Wednesday 16 October 2019

A Goldcrest darted around in a yew tree in the leaf yard. They're hard to photograph and harder to film, but this one was being unusually cooperative.

A Carrion Crow perched on a notice beside the Serpentine looking aggrieved, perhaps because it wasn't shown among the pictures of birds ...

... but its mood improved when it was given a peanut.

Ahmet Amerikali got a good picture of a Chiffchaff near the bridge ...

... and a passing Long-Tailed Tit.

He also saw the pair of Hyacinth Macaws being taken for their daily expedition in the park, with a matching human to carry them.

A Grey Heron stood on the bridge holding a twig and making mild affectionate squawks to its mate on a post below. They start nesting in winter, but this is much too early.

A young Great Crested Grebe searched for fish in the wire baskets under the bridge.

Fishermen beside the Serpentine had a moment of excitement when their fish alarm went off, but it was only a wandering Moorhen.

A pair of Mallards mated on the Long Water. The female shook off the memory of this unenjoyable experience, but still went off to rejoin her mate.

This very tatty Canada Goose has been on the lake for some time. It eats and walks normally, and can just fly in spite of the ragged condition of its wings. No one knows how it got into this state. Jenna has asked Hugh the Wildlife Officer whether it should be taken to the swan sanctuary.

This is the young Mute Swan that has recently flown on to the lake.
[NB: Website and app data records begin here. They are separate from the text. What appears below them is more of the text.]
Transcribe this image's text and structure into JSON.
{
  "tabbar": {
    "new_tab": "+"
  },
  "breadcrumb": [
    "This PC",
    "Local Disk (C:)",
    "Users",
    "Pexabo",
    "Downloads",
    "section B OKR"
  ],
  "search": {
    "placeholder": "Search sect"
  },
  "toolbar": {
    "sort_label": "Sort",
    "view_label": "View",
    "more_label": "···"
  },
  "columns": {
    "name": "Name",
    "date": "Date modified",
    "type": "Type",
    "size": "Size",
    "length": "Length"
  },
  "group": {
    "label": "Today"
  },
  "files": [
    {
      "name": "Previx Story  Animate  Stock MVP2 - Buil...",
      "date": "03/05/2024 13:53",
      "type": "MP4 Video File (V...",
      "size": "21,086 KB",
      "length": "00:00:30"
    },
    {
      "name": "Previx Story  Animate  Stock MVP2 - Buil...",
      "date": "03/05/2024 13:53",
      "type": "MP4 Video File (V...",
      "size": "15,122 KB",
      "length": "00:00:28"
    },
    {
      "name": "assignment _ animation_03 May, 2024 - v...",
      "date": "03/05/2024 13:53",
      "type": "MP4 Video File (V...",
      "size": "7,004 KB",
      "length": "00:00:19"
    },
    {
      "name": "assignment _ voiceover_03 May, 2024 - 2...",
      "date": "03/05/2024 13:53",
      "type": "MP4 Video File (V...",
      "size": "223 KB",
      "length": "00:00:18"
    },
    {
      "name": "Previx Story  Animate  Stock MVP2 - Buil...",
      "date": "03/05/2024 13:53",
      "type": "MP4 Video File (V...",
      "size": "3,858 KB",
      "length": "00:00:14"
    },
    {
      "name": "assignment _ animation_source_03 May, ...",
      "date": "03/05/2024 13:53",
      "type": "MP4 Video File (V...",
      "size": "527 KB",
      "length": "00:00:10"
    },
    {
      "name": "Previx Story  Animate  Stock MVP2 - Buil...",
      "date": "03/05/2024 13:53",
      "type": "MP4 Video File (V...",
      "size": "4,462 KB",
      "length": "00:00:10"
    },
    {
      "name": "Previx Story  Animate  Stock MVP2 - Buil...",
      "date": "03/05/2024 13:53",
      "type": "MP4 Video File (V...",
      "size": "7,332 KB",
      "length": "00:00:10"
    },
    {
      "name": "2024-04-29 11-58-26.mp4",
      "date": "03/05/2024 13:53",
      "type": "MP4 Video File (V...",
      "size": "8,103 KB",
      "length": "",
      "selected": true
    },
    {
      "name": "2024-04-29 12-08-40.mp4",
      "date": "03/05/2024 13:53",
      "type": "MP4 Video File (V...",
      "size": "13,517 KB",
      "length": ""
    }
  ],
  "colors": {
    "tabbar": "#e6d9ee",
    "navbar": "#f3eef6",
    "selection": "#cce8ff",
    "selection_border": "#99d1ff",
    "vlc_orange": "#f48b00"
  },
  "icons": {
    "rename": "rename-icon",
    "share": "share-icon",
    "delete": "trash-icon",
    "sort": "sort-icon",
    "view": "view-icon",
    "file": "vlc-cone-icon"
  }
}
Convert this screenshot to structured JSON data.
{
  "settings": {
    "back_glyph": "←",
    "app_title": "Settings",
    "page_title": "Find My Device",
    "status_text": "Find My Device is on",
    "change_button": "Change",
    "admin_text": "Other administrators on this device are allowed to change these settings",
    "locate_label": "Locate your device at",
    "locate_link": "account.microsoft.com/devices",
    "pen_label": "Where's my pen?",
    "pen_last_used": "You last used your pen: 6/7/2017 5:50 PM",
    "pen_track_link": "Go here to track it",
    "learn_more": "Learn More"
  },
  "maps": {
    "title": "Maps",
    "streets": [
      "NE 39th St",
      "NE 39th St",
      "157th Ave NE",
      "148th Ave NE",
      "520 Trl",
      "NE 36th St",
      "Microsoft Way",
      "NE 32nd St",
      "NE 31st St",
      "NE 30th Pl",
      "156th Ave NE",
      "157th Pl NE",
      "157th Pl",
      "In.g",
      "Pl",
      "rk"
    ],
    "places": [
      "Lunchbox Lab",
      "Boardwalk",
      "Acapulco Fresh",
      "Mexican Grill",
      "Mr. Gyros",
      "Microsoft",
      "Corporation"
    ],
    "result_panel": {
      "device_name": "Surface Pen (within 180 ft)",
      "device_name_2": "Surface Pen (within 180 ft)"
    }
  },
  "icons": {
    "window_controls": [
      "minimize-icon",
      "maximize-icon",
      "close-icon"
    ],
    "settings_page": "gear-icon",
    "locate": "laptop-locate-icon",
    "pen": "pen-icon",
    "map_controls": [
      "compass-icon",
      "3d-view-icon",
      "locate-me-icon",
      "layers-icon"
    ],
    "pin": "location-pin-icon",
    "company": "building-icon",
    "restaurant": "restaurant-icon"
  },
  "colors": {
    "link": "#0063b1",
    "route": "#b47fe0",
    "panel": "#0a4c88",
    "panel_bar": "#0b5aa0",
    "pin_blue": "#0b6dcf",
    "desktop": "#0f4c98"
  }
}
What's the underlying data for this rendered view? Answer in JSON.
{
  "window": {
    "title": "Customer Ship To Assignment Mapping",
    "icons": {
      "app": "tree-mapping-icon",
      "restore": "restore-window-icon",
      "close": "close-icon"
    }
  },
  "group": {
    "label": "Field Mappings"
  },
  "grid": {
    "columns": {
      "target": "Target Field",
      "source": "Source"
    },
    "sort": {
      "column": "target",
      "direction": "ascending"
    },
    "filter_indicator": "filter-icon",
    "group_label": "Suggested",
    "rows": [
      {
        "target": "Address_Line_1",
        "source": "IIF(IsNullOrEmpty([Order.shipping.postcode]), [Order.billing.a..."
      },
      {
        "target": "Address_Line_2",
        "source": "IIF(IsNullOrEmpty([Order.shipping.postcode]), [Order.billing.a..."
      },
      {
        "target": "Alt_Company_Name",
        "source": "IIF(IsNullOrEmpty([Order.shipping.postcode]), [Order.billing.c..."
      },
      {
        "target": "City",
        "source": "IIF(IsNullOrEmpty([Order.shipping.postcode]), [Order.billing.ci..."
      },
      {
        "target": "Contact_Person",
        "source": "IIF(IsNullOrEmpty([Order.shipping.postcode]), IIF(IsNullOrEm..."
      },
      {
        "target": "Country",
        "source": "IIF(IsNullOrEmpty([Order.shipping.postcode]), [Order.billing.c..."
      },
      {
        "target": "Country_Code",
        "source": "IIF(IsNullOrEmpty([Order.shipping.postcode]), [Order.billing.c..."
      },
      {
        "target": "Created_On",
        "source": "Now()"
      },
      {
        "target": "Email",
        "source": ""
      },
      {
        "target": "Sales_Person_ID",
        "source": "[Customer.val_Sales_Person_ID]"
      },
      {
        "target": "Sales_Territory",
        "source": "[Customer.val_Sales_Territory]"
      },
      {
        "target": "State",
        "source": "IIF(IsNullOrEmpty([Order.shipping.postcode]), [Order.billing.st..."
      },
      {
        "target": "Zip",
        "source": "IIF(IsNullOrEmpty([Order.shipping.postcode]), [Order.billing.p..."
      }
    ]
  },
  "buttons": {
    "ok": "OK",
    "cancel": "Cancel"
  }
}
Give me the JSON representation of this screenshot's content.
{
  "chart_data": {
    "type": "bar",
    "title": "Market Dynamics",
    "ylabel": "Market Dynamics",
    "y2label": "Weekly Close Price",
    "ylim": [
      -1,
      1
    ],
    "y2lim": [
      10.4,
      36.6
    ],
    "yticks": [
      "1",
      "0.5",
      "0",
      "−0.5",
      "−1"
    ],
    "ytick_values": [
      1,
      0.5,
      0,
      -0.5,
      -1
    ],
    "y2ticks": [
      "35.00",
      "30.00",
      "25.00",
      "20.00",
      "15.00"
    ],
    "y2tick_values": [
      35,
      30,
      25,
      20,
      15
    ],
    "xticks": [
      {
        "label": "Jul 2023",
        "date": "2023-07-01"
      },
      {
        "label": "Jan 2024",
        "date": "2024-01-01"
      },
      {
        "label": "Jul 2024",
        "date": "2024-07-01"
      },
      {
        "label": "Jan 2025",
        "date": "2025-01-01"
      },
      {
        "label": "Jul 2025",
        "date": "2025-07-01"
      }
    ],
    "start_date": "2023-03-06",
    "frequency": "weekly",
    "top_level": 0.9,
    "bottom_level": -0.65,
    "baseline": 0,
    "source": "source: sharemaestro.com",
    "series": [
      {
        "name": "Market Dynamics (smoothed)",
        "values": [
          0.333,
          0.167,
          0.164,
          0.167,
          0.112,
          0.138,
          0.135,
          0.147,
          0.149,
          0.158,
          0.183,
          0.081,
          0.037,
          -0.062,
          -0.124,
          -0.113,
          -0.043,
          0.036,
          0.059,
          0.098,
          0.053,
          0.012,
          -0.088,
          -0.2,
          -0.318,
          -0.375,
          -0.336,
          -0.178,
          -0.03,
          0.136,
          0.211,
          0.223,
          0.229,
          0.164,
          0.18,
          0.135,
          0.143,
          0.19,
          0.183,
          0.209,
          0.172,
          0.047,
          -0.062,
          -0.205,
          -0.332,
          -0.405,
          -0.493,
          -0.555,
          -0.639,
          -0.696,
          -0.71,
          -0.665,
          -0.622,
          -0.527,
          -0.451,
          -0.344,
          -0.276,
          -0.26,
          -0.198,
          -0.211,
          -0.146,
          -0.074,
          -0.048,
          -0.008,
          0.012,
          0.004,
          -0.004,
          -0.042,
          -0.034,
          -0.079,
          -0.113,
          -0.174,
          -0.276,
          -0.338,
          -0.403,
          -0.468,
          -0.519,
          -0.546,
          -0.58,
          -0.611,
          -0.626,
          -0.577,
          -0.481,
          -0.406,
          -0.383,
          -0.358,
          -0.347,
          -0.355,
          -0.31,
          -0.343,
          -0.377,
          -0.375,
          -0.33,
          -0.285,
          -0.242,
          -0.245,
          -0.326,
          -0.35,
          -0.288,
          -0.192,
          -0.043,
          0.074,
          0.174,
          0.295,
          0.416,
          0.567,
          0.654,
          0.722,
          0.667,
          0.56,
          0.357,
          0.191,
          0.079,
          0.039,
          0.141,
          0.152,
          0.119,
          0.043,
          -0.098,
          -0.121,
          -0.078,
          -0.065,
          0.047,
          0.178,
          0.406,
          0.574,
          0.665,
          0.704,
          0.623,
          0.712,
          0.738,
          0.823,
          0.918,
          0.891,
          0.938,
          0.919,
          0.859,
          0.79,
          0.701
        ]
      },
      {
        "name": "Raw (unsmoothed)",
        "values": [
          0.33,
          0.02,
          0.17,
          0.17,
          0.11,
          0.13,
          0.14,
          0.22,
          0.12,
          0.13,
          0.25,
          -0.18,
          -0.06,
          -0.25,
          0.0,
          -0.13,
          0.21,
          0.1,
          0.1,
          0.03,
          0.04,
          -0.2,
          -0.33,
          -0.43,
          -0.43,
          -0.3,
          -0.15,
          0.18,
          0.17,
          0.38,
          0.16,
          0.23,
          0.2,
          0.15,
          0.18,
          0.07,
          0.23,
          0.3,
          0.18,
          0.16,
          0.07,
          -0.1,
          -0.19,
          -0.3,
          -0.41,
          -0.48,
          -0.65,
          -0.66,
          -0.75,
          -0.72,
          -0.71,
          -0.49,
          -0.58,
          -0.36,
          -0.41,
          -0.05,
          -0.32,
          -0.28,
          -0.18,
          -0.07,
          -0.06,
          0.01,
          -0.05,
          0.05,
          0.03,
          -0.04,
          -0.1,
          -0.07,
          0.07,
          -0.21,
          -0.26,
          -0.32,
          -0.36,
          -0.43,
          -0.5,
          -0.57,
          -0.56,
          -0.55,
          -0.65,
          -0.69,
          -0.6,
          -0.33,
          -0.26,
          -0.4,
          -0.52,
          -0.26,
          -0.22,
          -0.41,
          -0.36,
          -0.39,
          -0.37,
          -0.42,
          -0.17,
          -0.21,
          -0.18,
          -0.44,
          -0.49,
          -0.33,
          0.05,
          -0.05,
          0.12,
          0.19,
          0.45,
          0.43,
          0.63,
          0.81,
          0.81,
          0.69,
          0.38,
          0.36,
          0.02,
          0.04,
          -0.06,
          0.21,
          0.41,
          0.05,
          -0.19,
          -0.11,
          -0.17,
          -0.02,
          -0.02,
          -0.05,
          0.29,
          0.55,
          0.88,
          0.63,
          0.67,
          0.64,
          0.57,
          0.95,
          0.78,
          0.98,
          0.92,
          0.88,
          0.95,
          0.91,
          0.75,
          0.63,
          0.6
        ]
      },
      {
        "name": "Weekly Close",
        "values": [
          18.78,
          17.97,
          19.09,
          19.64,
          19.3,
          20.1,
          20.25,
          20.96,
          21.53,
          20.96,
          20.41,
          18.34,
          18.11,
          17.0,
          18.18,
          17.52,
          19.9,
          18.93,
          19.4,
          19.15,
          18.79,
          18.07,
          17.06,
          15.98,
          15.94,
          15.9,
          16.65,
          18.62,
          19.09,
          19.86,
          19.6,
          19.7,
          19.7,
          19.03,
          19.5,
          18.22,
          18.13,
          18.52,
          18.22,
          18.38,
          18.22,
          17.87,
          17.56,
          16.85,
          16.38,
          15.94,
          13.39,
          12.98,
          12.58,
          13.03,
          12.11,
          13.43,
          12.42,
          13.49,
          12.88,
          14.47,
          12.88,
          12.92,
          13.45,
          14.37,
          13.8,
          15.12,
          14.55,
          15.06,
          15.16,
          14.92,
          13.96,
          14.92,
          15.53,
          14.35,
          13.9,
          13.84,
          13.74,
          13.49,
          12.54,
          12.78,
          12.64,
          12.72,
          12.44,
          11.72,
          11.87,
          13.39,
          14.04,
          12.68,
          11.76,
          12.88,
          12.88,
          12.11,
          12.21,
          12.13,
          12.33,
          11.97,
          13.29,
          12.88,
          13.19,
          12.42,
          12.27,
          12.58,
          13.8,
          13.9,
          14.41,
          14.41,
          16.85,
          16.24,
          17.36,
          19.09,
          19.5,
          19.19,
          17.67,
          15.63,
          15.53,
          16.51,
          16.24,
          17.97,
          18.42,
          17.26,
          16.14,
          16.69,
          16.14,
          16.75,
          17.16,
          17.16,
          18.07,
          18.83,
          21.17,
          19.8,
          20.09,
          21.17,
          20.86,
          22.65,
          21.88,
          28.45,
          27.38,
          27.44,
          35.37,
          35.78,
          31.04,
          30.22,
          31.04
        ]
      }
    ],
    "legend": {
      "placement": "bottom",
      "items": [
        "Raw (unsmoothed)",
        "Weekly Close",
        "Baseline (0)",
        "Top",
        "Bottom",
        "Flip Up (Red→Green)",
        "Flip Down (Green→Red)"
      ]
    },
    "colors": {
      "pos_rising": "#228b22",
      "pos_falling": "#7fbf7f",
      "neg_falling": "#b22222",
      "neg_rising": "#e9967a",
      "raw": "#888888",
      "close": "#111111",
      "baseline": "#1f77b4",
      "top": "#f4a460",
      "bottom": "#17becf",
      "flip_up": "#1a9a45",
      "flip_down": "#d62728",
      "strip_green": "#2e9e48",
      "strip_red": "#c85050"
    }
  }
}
It spends its time alone, but it must have come with some other swans or it would not have known the way.

Mark Williams sent this picture of the young Black Swan in St James's Park, now getting darker by the day.

Tom was at Rainham Marshes, where he got a fine picture of a Water Rail.

Honey Fungus on a dead tree beside the Long Water. The park's policy of not removing the trunks of the trees they fell is helping the spread of this destructive fungus. But it is quite pretty.


  1. Yep, it does look to be smarting that it wasn't included in the picture. It is almost human-like in its expression. No doubt though the peanut helped it get over its disappointment.

    Congratulations on the Goldcrest video! It is not easy to see good and extensive footage of those nervous little birds.

    The Macaws picture is absolutely splendid!

    1. I've seen those Hyacinth Macaws several times in the care of an older couple carrying one each. Probably this man is their son. Ahmet said that he didn't want to be photographed and hurried away, hence the rear view. The old couple were happy to show off their beautiful birds. But I can't imagine what it would be like living with a pair of these sensitive, naughty, destructive and powerful creatures.

  2. Dead tree trunks do provide a useful source of food for insects. I appreciate the problem with honey fungus, but leaving trunks to rot maybe a good thing.

    1. The standard reply of the park management about leaving dead wood lying around is that it's 'for the benefit of the invertebrates'. Well, there's plenty of habitat for invertebrates already. What they mean is 'We won't pay to have them taken away.'

  3. Unenjoyable? She clearly invites it, though I've never understood the thing about washing afterwards, do their heads and backs hurt from the contact once the passion subsides? Jim

    1. No, I would stand by my choice of 'unenjoyable'. The female is coerced into submission by the foreging head-bobbing display, not showm in this video because I didn't get to it in time. What follows is like driving a right-handed bolt into a left-handed nut with a hammer, during which the female is grasped by the back of the head with sufficient force to tear out feathers. Her behaviour afterwards is revealing.

      There are birds whose mating is consensual and obviously enjoyed by both, such as Great Crested Grebes. But not ducks.